**TASK INPUT:**
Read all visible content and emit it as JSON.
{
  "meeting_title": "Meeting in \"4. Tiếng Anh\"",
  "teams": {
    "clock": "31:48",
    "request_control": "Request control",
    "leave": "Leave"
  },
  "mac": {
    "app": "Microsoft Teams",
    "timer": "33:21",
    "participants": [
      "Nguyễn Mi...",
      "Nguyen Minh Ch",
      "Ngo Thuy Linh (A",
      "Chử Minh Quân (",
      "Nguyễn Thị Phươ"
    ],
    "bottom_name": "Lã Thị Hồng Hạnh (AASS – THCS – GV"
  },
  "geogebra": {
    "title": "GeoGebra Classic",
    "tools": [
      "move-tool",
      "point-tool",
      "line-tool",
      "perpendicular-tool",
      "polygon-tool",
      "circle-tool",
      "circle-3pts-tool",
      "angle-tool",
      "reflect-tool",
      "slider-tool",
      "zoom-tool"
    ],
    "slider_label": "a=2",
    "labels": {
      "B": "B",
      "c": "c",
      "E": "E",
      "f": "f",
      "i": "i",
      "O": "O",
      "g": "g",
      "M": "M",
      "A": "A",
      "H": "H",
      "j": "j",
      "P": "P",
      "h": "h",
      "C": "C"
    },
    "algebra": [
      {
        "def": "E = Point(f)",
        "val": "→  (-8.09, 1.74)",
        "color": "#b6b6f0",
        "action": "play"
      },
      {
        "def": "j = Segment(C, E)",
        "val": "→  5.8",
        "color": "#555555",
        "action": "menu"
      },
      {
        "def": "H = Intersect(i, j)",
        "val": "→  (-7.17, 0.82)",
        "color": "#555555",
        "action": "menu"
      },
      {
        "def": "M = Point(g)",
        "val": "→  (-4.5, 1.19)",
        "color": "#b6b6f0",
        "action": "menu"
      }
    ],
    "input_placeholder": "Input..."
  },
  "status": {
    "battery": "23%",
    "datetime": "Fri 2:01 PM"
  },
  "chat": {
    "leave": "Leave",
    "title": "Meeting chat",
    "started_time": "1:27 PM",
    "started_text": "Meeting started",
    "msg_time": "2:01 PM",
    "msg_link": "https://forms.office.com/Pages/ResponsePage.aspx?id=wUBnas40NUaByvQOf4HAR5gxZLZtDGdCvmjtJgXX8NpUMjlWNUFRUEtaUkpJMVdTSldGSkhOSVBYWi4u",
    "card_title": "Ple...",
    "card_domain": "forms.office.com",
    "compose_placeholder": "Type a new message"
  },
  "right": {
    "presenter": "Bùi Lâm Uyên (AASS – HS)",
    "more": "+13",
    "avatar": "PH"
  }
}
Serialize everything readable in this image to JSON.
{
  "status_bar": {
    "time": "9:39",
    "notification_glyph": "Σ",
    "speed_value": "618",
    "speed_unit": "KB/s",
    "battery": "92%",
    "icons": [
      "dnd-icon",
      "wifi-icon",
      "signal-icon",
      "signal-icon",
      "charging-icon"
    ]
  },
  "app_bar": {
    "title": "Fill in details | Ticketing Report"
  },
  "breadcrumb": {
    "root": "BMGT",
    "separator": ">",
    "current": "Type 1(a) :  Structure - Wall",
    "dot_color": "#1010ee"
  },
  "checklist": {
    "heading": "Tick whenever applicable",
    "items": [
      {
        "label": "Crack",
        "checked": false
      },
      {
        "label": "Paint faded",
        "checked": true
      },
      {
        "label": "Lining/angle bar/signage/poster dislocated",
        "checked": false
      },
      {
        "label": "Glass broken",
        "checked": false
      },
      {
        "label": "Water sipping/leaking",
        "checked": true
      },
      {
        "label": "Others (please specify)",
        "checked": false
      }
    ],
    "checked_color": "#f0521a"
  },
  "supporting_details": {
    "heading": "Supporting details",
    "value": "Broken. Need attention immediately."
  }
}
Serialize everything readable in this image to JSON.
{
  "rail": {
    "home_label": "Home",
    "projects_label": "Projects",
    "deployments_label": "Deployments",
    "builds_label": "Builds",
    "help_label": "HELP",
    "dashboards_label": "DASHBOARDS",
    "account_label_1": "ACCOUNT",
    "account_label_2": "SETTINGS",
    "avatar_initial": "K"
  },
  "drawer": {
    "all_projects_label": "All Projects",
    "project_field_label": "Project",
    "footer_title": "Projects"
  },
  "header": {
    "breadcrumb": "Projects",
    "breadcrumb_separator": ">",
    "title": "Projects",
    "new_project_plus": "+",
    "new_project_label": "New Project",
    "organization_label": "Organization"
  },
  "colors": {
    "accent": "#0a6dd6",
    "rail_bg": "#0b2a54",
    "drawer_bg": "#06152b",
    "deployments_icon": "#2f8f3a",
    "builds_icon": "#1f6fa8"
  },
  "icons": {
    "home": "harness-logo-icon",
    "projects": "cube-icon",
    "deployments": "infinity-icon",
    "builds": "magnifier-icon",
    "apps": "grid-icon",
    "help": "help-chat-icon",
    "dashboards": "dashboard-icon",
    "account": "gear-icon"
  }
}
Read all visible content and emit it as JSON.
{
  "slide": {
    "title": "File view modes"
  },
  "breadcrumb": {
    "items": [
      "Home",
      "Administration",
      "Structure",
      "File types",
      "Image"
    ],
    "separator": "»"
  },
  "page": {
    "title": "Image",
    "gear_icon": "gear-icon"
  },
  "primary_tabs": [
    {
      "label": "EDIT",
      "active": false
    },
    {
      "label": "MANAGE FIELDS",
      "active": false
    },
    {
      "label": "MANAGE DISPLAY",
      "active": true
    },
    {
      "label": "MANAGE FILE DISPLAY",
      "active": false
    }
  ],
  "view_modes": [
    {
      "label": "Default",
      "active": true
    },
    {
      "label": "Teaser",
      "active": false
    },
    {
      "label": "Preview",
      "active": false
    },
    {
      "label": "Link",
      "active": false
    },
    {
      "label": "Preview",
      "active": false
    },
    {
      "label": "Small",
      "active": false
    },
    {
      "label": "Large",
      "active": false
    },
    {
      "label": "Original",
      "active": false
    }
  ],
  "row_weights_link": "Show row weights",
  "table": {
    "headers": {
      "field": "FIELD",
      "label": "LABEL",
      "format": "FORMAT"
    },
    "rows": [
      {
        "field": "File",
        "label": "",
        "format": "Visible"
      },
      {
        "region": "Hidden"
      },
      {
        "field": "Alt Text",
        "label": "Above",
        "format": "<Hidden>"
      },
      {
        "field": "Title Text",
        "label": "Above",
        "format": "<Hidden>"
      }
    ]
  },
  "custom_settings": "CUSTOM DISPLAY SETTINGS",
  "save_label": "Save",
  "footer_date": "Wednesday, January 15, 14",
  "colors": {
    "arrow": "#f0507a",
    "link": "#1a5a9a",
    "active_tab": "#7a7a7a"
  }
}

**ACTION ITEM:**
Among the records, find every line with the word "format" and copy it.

**OUTPUT OF THE TASK:**
      "format": "FORMAT"
        "format": "Visible"
        "format": "<Hidden>"
        "format": "<Hidden>"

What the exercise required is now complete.